Resilience is the Face of God

“Be on guard. Stand firm in the faith. Be courageous. Be strong.” (1 Corinthians 16:13)


I wish I could say that alertness and steadfastness are effortless for me. They are not. At least not all the time. When life is smooth or just moderately stressful, I have decent capabilities. When under high stress with situations that go straight at my areas of woundedness, I mostly react poorly: running from the situation, becoming passive-aggressive, or getting irritable and angry.


I want to improve my resilience. Thus, my Catholic therapist and I are exploring how to bolster my ability to control my reactivity to stressful situations.


What is Catholic resiliency exactly? You could describe it as a process of embracing trials as crosses, helping to sanctify us, bringing us into loving union with God, and giving us peace.
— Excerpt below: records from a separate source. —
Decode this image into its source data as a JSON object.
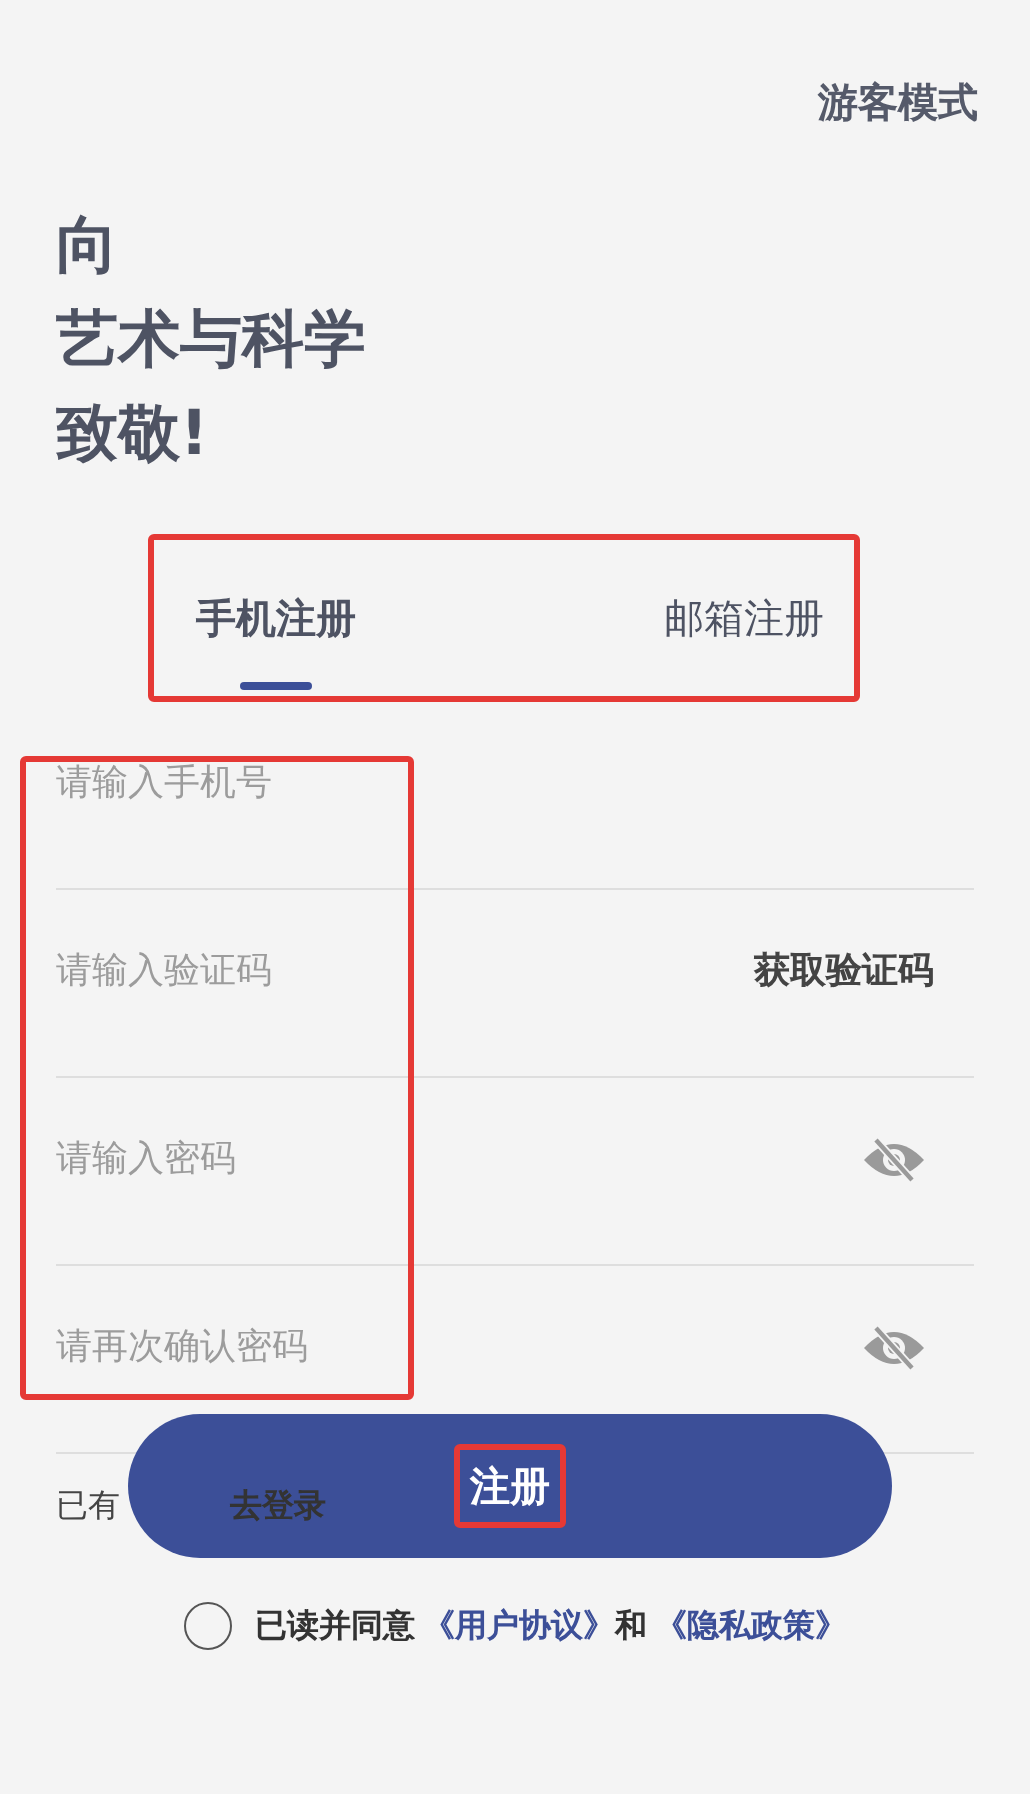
{
  "guest_mode": "游客模式",
  "headline": [
    "向",
    "艺术与科学",
    "致敬!"
  ],
  "tabs_highlighted": true,
  "tabs": [
    {
      "label": "手机注册",
      "selected": true
    },
    {
      "label": "邮箱注册",
      "selected": false
    }
  ],
  "fields_highlighted": true,
  "fields": [
    {
      "kind": "text",
      "placeholder": "请输入手机号"
    },
    {
      "kind": "code",
      "placeholder": "请输入验证码",
      "action": "获取验证码"
    },
    {
      "kind": "password",
      "placeholder": "请输入密码"
    },
    {
      "kind": "password",
      "placeholder": "请再次确认密码"
    }
  ],
  "login_prompt": "已有",
  "login_link": "去登录",
  "register_button": {
    "label": "注册",
    "highlighted": true
  },
  "agreement": {
    "checked": false,
    "text": "已读并同意",
    "link_1": "《用户协议》",
    "conjunction": "和",
    "link_2": "《隐私政策》"
  }
}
A shorter way of putting it would be to say that it’s having deep abiding confidence in God.

I have been a Catholic for five years and have thrown myself into our beautiful Catholic faith full-bore as a revert and through His grace. In prayer, I have received some consolations (and dryness, of course). I have a personal relationship with Our Lord. I pray that His will be done and that He will help me to forsake myself, pick up my cross and follow Him. I attend Mass faithfully, help with RCIA, and go to confession regularly. When the priest counsels me in confession, I do my best to implement his suggestions. Quite a few of these suggestions have borne fruit.


I sometimes get irritable and angry when I am under fire. I have childhood wounds, and when those get touched, I mostly can’t remember to trust in His love, be confident in His promise, and remain calm and at peace.


Recently, my Catholic therapist has directed me to a set of podcasts by Peter T. Malinoski, Ph.D., titled “Interior Integration for Catholics.”


The core of these podcasts are the concepts of God-Image (subjective, emotional images of God shaped by parents, childhood, and that come up unconsciously) and God Concept (our intellectual assent to the faith and our understanding of God via catechesis and our will).


I am learning that my God Concept is mostly sound, based on all the aforementioned zeal for the faith and my ongoing catechesis through Mother Church. Of course, there is room for continued learning and understanding. Then, there are those areas that will always remain a mystery and that require my humility.


For times of stress and when under fire, my area of opportunity seems to be the God Image.


Without going into a lot of detail, my situation is such that there was severe rejection and abandonment in childhood. This negatively affects my unconscious, subjective God-Image.

I am just at the very start of this process of repairing my God-Image, but so far the guidance on how to heal my broken God-Image is to develop a deep sense of and pray on the five (5) psychological conditions for a secure attachment to God (developed by Brown & Elliott):


1) To feel and sense deeply that I am seen and known by God

2) To feel and know deeply that I am safe and secure with God

3) To have a confident sense that I am comforted and reassured by God

4) To have a confident sense that God cherishes me, rejoices in me, and delights in me

5) To know, at a deep level, that God wills what is best for me


I have been praying on the above five conditions and will continue to do so and bring this to Him in the Eucharist and confession.


It’s too early to tell whether my efforts will bear long-lasting fruit, but Condition 1 (seen and known) and Condition 4 (cherishes, rejoices in, delights) are setting off subtle shifts in me already. What do I mean? I mean tears. Yes, I know for some of us Catholic men or men in general—not a comfortable topic.


However, I believe that tears are healing. Childhood trauma created a desert of sorts, a dryness in me. As an eight-year-old, I went into overdrive to harmonize my relationships to the best of my ability, using whatever clues I had as an eight-year-old to make “everything better.” My eight-year-old take was that crying did not make it better. People that cry are considered bothersome, I figured. My mother was already suffering from depression; she certainly didn’t need a lot of crying when the family was falling apart. “Buck up, figure it out, and don’t cry and make it even worse for mom” was the motto.


Forty-five years later, what is the point? Well, that is precisely the question. The fact is that I have a deeply-seated wound that lives on and sometimes causes injury to my brothers and sisters when I am engaged in very stressful situations. Why deal with this now? Certainly not because I want to start up a lot of resentments or play the victim. Rather, it’s because I want to trust Him completely, deeply, and unshakably. More so than I have been able to trust him over the past five years. I want to come to God with my deepest, oldest wound, in complete trust that He will know what to do.


Thus, I will keep begging God in prayer to heal me, meditating on those five conditions for a secure attachment to Him, bringing myself to Him in the Eucharist and confession, and not worrying about any tears that may come.

David McHugh grew up in Germany and currently lives in northern California. He is married to Maya and enjoys spending time with their blended family. David works in banking and helps with RCIA in his local parish. He enjoys tennis, reading, and religious and creative writing. In 2020, he self-published a short suspense novel, Point of Convergence. He also writes a religious column for St. Peter’s Church that is published in the Dixon Tribune.